The rolling circle amplification assay is a non-exponential, isothermal enrichment of a target sequence by a phi29 DNA polymerase. This kind of a liquid phase ligand binding assay implies a circular DNA padlock probe, which contains the target sequence to be detected (e.g. a microRNA). If the T4 RNA Ligase 2 is applied to generate the DNA padlock probe (1), both the 5´- and the 3´-end can anneal to a target sequence (e.g. a microRNA), and the circle is afterwards closed upon ligation. Another DNA primer is then annealed to the circular DNA padlock template to initiate DNA polymerization. As the template is circular, the amplification (theoretically) proceeds until it is stopped (e.g. by heat inactivation). The target sequence (in this case, of the microRNA) is then detected by SYBR Green fluorescence.
For this kind of liquid phase microRNA binding assay Cheng et al (1) reported an lower limit of quantification (LLOQ) of approx. 0.18 pg/mL (with let-7a microRNA possessing a molecular mass of 7100 Da).
Just to compare with another microRNA liquid phase detection assay: the microRNA let-7b mimic is currently being developed by Mirna/Asuragen for lung cancer treatment (2). The complete microRNA therapeutics pipeline can be viewed here.
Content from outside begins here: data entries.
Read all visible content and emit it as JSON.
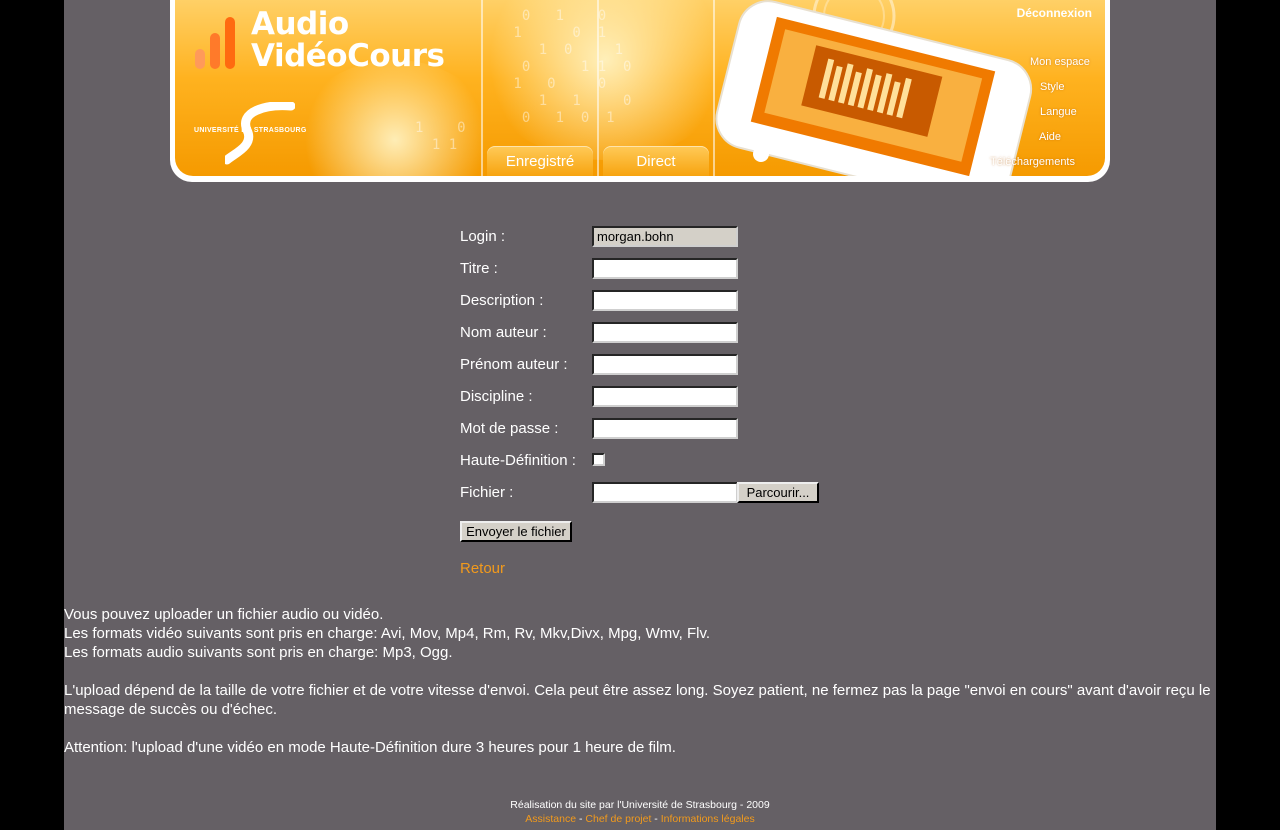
{
  "banner": {
    "logo_title_line1": "Audio",
    "logo_title_line2": "VidéoCours",
    "university": "UNIVERSITÉ DE STRASBOURG",
    "tabs": [
      {
        "label": "Enregistré"
      },
      {
        "label": "Direct"
      }
    ],
    "logout": "Déconnexion",
    "nav": [
      {
        "label": "Mon espace"
      },
      {
        "label": "Style"
      },
      {
        "label": "Langue"
      },
      {
        "label": "Aide"
      },
      {
        "label": "Téléchargements"
      }
    ]
  },
  "form": {
    "fields": [
      {
        "label": "Login :",
        "value": "morgan.bohn"
      },
      {
        "label": "Titre :",
        "value": ""
      },
      {
        "label": "Description :",
        "value": ""
      },
      {
        "label": "Nom auteur :",
        "value": ""
      },
      {
        "label": "Prénom auteur :",
        "value": ""
      },
      {
        "label": "Discipline :",
        "value": ""
      },
      {
        "label": "Mot de passe :",
        "value": ""
      }
    ],
    "hd_label": "Haute-Définition :",
    "hd_checked": false,
    "file_label": "Fichier :",
    "browse_button": "Parcourir...",
    "submit_button": "Envoyer le fichier",
    "back_link": "Retour"
  },
  "info": {
    "line1": "Vous pouvez uploader un fichier audio ou vidéo.",
    "line2": "Les formats vidéo suivants sont pris en charge: Avi, Mov, Mp4, Rm, Rv, Mkv,Divx, Mpg, Wmv, Flv.",
    "line3": "Les formats audio suivants sont pris en charge: Mp3, Ogg.",
    "paragraph": "L'upload dépend de la taille de votre fichier et de votre vitesse d'envoi. Cela peut être assez long. Soyez patient, ne fermez pas la page \"envoi en cours\" avant d'avoir reçu le message de succès ou d'échec.",
    "attention": "Attention: l'upload d'une vidéo en mode Haute-Définition dure 3 heures pour 1 heure de film."
  },
  "footer": {
    "credit": "Réalisation du site par l'Université de Strasbourg - 2009",
    "links": [
      "Assistance",
      "Chef de projet",
      "Informations légales"
    ],
    "separator": " - "
  },
  "colors": {
    "page_bg": "#656065",
    "outer_bg": "#000000",
    "accent_orange": "#f29a1c",
    "banner_orange": "#ffb21f"
  }
}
The Mirna scientists applied the sensitive Real-Time RT-qPCR assay to the quantification of let-7b microRNA mimics in biological samples (2), which seems to be incredibly more sensitive than the rolling circle assay (assuming only 7 molecules can be detected; I saved myself the exact calculation here …). Certainly the let-7 microRNA family Real-Time RT-qPCR assay can be sequence specific, even at the single nucleotide level (3).
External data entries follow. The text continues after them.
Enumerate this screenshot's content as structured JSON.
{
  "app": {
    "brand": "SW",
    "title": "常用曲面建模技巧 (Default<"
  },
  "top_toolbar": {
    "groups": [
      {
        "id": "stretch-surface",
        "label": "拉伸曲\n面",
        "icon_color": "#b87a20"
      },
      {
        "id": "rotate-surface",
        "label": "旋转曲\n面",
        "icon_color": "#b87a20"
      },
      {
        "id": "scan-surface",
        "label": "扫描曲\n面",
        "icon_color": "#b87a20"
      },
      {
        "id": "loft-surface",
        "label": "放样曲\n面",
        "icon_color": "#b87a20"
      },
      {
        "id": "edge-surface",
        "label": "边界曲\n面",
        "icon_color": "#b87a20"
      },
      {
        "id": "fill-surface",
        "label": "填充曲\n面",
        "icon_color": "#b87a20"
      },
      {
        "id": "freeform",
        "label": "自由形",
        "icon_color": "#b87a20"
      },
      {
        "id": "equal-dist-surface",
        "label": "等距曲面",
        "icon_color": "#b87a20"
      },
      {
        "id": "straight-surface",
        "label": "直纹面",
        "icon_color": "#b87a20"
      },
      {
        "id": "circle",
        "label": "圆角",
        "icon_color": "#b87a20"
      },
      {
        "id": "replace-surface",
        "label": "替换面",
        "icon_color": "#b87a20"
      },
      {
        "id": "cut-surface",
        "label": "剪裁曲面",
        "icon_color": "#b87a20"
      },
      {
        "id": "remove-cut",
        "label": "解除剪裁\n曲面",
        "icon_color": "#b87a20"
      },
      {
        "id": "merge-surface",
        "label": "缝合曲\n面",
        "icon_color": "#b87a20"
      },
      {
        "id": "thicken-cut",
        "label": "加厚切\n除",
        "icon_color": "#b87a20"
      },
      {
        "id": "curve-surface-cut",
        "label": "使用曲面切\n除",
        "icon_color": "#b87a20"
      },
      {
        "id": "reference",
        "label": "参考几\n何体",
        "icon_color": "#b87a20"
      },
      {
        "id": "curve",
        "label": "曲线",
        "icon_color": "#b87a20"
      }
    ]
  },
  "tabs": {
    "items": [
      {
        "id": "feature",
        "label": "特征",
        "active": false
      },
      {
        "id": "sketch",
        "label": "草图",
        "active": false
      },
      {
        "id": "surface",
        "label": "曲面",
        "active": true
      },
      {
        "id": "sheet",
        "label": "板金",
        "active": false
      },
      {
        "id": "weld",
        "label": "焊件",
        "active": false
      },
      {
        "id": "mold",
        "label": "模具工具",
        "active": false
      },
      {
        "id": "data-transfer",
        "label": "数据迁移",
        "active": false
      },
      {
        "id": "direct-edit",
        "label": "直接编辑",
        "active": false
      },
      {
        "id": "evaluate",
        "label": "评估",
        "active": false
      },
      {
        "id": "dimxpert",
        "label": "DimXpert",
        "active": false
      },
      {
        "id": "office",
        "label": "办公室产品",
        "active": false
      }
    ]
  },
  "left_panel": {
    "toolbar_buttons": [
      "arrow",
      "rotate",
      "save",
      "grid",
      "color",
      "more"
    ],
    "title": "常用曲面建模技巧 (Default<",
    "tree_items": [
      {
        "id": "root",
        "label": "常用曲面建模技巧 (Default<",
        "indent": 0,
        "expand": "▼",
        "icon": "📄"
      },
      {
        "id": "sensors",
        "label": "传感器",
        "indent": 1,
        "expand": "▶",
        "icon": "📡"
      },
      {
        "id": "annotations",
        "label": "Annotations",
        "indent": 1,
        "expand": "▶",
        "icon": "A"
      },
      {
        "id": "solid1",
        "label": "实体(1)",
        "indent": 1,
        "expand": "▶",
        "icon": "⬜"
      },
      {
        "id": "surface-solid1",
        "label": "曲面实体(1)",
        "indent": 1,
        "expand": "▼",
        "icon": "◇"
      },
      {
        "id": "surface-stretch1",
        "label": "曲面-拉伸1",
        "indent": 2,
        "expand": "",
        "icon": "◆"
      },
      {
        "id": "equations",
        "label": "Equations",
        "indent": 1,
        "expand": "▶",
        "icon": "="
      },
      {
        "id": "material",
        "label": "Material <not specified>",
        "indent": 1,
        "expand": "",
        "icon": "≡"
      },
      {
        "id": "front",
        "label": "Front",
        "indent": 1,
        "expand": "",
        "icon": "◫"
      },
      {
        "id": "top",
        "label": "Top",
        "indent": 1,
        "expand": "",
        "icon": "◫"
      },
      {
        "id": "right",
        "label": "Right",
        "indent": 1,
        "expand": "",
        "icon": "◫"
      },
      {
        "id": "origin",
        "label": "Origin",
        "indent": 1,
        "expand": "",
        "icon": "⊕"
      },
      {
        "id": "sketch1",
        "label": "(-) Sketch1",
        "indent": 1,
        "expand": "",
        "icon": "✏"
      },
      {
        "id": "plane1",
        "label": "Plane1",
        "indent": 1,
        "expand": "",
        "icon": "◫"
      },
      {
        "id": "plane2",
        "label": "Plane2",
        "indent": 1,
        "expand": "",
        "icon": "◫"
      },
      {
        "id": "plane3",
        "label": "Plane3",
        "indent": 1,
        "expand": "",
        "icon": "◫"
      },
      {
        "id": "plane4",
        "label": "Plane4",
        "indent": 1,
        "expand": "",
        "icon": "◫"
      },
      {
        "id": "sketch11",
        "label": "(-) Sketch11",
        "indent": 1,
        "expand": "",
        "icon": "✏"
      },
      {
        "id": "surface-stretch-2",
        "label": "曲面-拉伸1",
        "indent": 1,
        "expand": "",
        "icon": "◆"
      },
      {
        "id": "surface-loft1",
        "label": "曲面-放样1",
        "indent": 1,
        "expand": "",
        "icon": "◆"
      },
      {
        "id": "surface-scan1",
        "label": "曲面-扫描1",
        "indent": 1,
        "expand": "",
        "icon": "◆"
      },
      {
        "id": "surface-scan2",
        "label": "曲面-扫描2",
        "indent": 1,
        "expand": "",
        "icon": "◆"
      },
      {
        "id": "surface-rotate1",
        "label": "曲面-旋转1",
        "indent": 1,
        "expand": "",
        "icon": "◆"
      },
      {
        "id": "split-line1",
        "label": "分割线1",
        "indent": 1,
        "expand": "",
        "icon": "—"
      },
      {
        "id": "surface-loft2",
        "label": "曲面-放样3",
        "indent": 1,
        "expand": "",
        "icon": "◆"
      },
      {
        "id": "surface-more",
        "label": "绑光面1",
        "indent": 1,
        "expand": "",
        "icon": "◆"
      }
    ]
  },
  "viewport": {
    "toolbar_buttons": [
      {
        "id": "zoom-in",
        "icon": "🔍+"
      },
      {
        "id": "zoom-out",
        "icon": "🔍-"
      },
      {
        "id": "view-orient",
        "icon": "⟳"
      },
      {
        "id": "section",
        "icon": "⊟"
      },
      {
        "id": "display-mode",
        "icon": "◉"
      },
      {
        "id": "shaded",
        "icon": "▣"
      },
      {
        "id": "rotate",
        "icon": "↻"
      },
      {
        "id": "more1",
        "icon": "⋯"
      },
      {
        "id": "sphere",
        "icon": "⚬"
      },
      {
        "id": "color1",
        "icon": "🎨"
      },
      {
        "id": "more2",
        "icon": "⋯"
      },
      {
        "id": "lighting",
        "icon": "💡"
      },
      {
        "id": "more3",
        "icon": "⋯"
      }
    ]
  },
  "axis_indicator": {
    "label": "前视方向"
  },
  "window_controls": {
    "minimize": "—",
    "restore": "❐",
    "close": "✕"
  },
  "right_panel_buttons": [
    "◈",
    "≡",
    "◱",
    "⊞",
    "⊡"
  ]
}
A very recent paper improved the rolling circle amplification assay detection limit by measuring the pyrophosphate (PPi) released by the DNA polymerase rather than the polymerization product (4), but they never reached the excellent detection limit of the Real-Time RT-qPCR assay.
(1) Cheng Y et al (2009), Angew Chem Int Ed 48: 3268-72.
(2) Trang P et al (2011), Mol Ther, doi:10.1038/mt.2011.48.
(3) Chen C et al (2005), Nucleic Acids Res 33(29): e179.
(4) Mashimo Y et al (2911), Anal Bioanal Chem, doi 10.1007/s00216-011-5083-3.